During the detox process, Librium will be prescribed in dosages according to the stage of detox. For example, initially the dosages may be 100 mg three times during the first day or two, or 50 milligrams four times a day. In some cases, the patient is “front-loaded” with a dosing of 300 milligrams until sedation is achieved, then the dose reduced to 50 milligrams very 4-6 hours as needed. Older patients, however, would receive much lower dosing of Librium, possibly just a total of 20 milligrams per day, in order to reduce the risk of over-sedation.
Alcohol Detox Timeline
The alcohol withdrawal symptoms will commence within 8 hours of the last drink. Generally, the early phase of detox involves emerging symptoms including:
- Hand tremors
- Nausea and vomiting
- Loss of appetite
The second phase of detox, days 2-3 involves the peaking of withdrawal symptoms, and may also present serious health risks caused by the DTs. The symptoms during this middle phase include:
- Mental confusion
- Heart palpitations
- Increased heart rate
- Elevated blood pressure
- Mood swings
- Alcohol cravings
The final phase of detox, days 5-7, sees the symptoms beginning to subside. Residual psychological symptoms may linger for up to a couple of weeks, including depression and anxiety.
Comprehensive Treatment for Alcohol Dependency
Although completing alcohol detoxification is a huge step taken to launch the recovery journey, detox alone is never going to result in sustained sobriety. Detox may rid the body of the alcohol, but the mind is still wired to expect the drug, to crave the drug, and to repeat known behavioral patterns that are deeply entrenched regarding drinking habits. Triggers that may have contributed to the development of the alcohol dependency have yet to be dealt with, new coping skills have yet to be learned. In essence, to walk away after detox and expect to remain sober is simply nonsensical. It will not happen.
After detox the individual will begin a lengthy process of treating the disease of addiction. There are a wide variety of treatment programs available with specialties and various services. Rehabs fall into two primary categories, outpatient or inpatient. The outpatient option allows for more flexibility and lower costs, however outpatient rehab is not recommended for an individual with a dual diagnosis (the coexistence of a mental health disorder) or for someone with a lengthy history of heavy alcohol abuse.
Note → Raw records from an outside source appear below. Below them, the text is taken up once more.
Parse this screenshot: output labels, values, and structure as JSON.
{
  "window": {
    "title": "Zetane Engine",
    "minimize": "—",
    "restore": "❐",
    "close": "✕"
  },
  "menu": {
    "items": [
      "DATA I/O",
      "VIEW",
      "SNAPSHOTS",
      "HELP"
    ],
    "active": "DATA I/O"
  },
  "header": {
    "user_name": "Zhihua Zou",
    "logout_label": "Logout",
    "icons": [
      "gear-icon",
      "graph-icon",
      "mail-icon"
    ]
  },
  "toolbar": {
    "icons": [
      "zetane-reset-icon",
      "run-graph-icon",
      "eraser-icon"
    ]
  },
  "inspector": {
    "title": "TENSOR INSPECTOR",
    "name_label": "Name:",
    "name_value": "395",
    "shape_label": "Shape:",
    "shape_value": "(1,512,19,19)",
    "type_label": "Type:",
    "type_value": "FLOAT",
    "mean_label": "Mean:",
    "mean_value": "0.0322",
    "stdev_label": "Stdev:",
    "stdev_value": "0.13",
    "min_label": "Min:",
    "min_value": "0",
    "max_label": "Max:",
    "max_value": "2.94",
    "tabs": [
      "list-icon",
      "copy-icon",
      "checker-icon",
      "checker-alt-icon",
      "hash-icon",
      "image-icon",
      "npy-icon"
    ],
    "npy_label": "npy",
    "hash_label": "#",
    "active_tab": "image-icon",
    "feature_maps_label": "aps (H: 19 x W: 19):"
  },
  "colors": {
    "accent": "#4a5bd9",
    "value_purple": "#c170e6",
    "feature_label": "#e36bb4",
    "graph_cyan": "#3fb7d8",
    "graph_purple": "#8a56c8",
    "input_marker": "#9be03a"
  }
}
The inpatient rehab offers extended stays where the individual will reside in the rehab center and receive 24-hour support.
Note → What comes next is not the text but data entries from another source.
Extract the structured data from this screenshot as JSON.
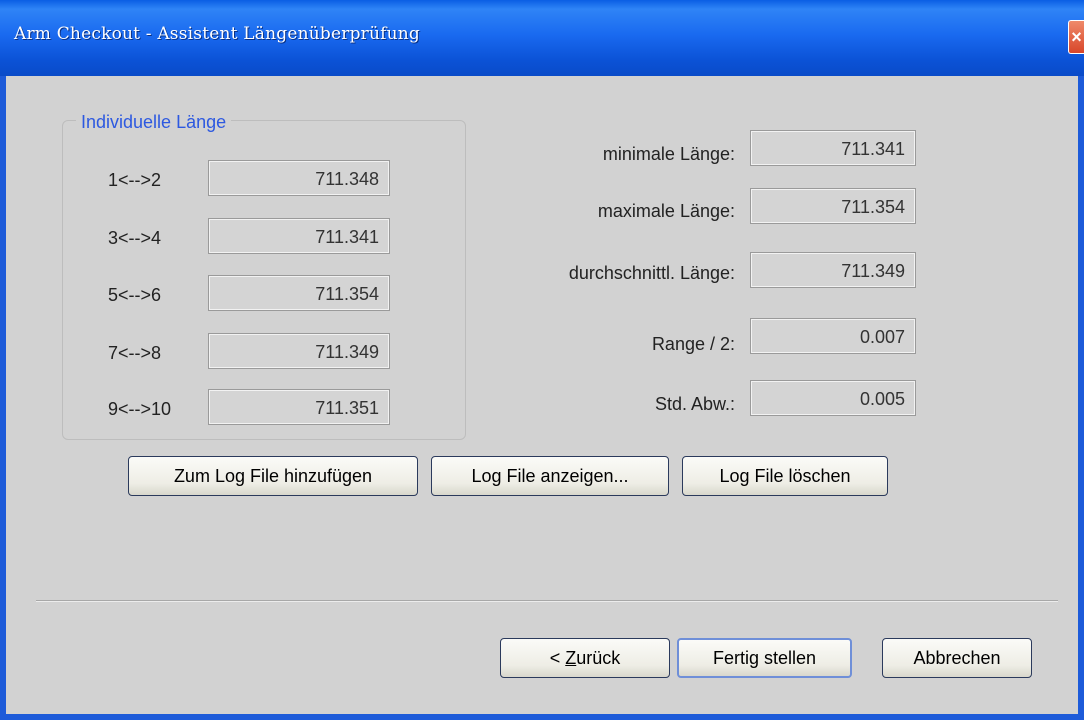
{
  "window": {
    "title": "Arm Checkout - Assistent Längenüberprüfung",
    "close_glyph": "×"
  },
  "group": {
    "title": "Individuelle Länge",
    "rows": [
      {
        "label": "1<-->2",
        "value": "711.348"
      },
      {
        "label": "3<-->4",
        "value": "711.341"
      },
      {
        "label": "5<-->6",
        "value": "711.354"
      },
      {
        "label": "7<-->8",
        "value": "711.349"
      },
      {
        "label": "9<-->10",
        "value": "711.351"
      }
    ]
  },
  "stats": [
    {
      "label": "minimale Länge:",
      "value": "711.341"
    },
    {
      "label": "maximale Länge:",
      "value": "711.354"
    },
    {
      "label": "durchschnittl. Länge:",
      "value": "711.349"
    },
    {
      "label": "Range / 2:",
      "value": "0.007"
    },
    {
      "label": "Std. Abw.:",
      "value": "0.005"
    }
  ],
  "log_buttons": {
    "add": "Zum Log File hinzufügen",
    "show": "Log File anzeigen...",
    "delete": "Log File löschen"
  },
  "nav_buttons": {
    "back_prefix": "< ",
    "back_mnemonic": "Z",
    "back_rest": "urück",
    "finish": "Fertig stellen",
    "cancel": "Abbrechen"
  },
  "colors": {
    "titlebar": "#0b52d6",
    "group_title": "#2d59e0",
    "dialog_bg": "#d2d2d2"
  }
}
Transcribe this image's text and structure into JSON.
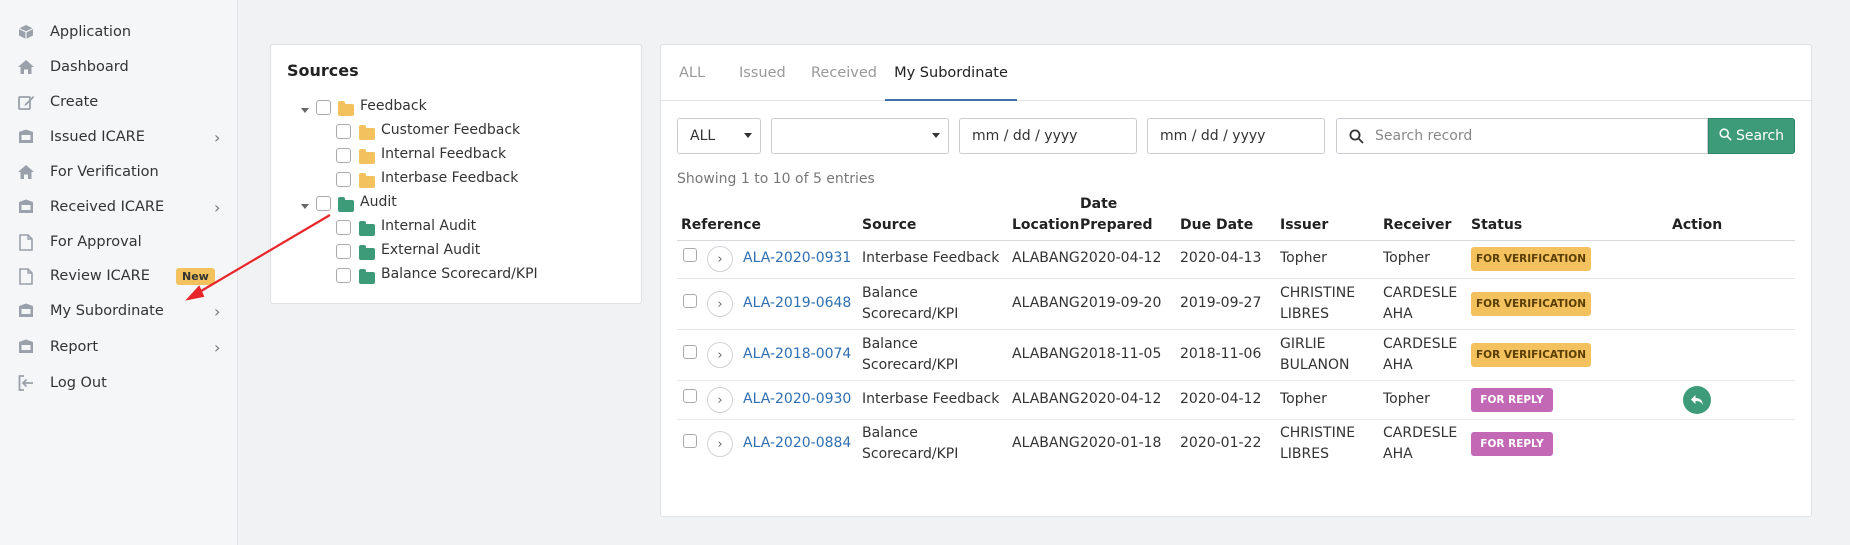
{
  "sidebar": {
    "items": [
      {
        "label": "Application",
        "icon": "cube-icon"
      },
      {
        "label": "Dashboard",
        "icon": "home-icon"
      },
      {
        "label": "Create",
        "icon": "edit-icon"
      },
      {
        "label": "Issued ICARE",
        "icon": "inbox-icon"
      },
      {
        "label": "For Verification",
        "icon": "home-icon"
      },
      {
        "label": "Received ICARE",
        "icon": "inbox-icon"
      },
      {
        "label": "For Approval",
        "icon": "file-icon"
      },
      {
        "label": "Review ICARE",
        "icon": "file-icon",
        "badge": "New"
      },
      {
        "label": "My Subordinate",
        "icon": "inbox-icon"
      },
      {
        "label": "Report",
        "icon": "inbox-icon"
      },
      {
        "label": "Log Out",
        "icon": "logout-icon"
      }
    ]
  },
  "sources": {
    "title": "Sources",
    "groups": [
      {
        "label": "Feedback",
        "children": [
          "Customer Feedback",
          "Internal Feedback",
          "Interbase Feedback"
        ]
      },
      {
        "label": "Audit",
        "children": [
          "Internal Audit",
          "External Audit",
          "Balance Scorecard/KPI"
        ]
      }
    ]
  },
  "tabs": [
    "ALL",
    "Issued",
    "Received",
    "My Subordinate"
  ],
  "filters": {
    "type_value": "ALL",
    "category_value": "",
    "date_from_placeholder": "mm / dd / yyyy",
    "date_to_placeholder": "mm / dd / yyyy",
    "search_placeholder": "Search record",
    "search_label": "Search"
  },
  "showing": "Showing 1 to 10 of 5 entries",
  "table": {
    "headers": [
      "Reference",
      "Source",
      "Location",
      "Date Prepared",
      "Due Date",
      "Issuer",
      "Receiver",
      "Status",
      "Action"
    ],
    "rows": [
      {
        "ref": "ALA-2020-0931",
        "source": "Interbase Feedback",
        "location": "ALABANG",
        "date_prepared": "2020-04-12",
        "due_date": "2020-04-13",
        "issuer": "Topher",
        "receiver": "Topher",
        "status": "FOR VERIFICATION"
      },
      {
        "ref": "ALA-2019-0648",
        "source": "Balance Scorecard/KPI",
        "location": "ALABANG",
        "date_prepared": "2019-09-20",
        "due_date": "2019-09-27",
        "issuer": "CHRISTINE LIBRES",
        "receiver": "CARDESLE AHA",
        "status": "FOR VERIFICATION"
      },
      {
        "ref": "ALA-2018-0074",
        "source": "Balance Scorecard/KPI",
        "location": "ALABANG",
        "date_prepared": "2018-11-05",
        "due_date": "2018-11-06",
        "issuer": "GIRLIE BULANON",
        "receiver": "CARDESLE AHA",
        "status": "FOR VERIFICATION"
      },
      {
        "ref": "ALA-2020-0930",
        "source": "Interbase Feedback",
        "location": "ALABANG",
        "date_prepared": "2020-04-12",
        "due_date": "2020-04-12",
        "issuer": "Topher",
        "receiver": "Topher",
        "status": "FOR REPLY"
      },
      {
        "ref": "ALA-2020-0884",
        "source": "Balance Scorecard/KPI",
        "location": "ALABANG",
        "date_prepared": "2020-01-18",
        "due_date": "2020-01-22",
        "issuer": "CHRISTINE LIBRES",
        "receiver": "CARDESLE AHA",
        "status": "FOR REPLY"
      }
    ]
  },
  "colors": {
    "accent": "#3f6ea8",
    "search_button": "#3d9b7a",
    "status_verification": "#f3c15d",
    "status_reply": "#c268b4",
    "annotation_arrow": "#e8262a"
  }
}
Both types of rehabs have core treatment elements, including:
- Group therapy
- Family therapy
- Relapse prevention planning
- 12-step or non 12-step recovery meetings and programming
- Addiction education
- Life skills classes
- Recovery skills classes
- Medication management
Many rehabs now incorporate holistic and experiential activities, nutrition and exercise into their treatment milieu as well.
Following the rehab program, individuals are encouraged to include ongoing continuing care services to further reinforce recovery skills and sobriety. These include sober living housing, regular outpatient counseling, and participation in a recovery community.
The Treatment Specialist Can Provide Important Information about Alcohol Detox
The Treatment Specialist is a reliable, free resource for materials related to addiction and recovery, providing assistance for those needing guidance toward treatment. When someone is asking, “What is Librium alcohol withdrawal?” they can find the answers to that question and so much more regarding alcohol recovery and treatment right here at The Treatment Specialist. If you or a loved one is in need of a solid source of information and guidance, please contact The Treatment Specialist today at (866) 644-7911.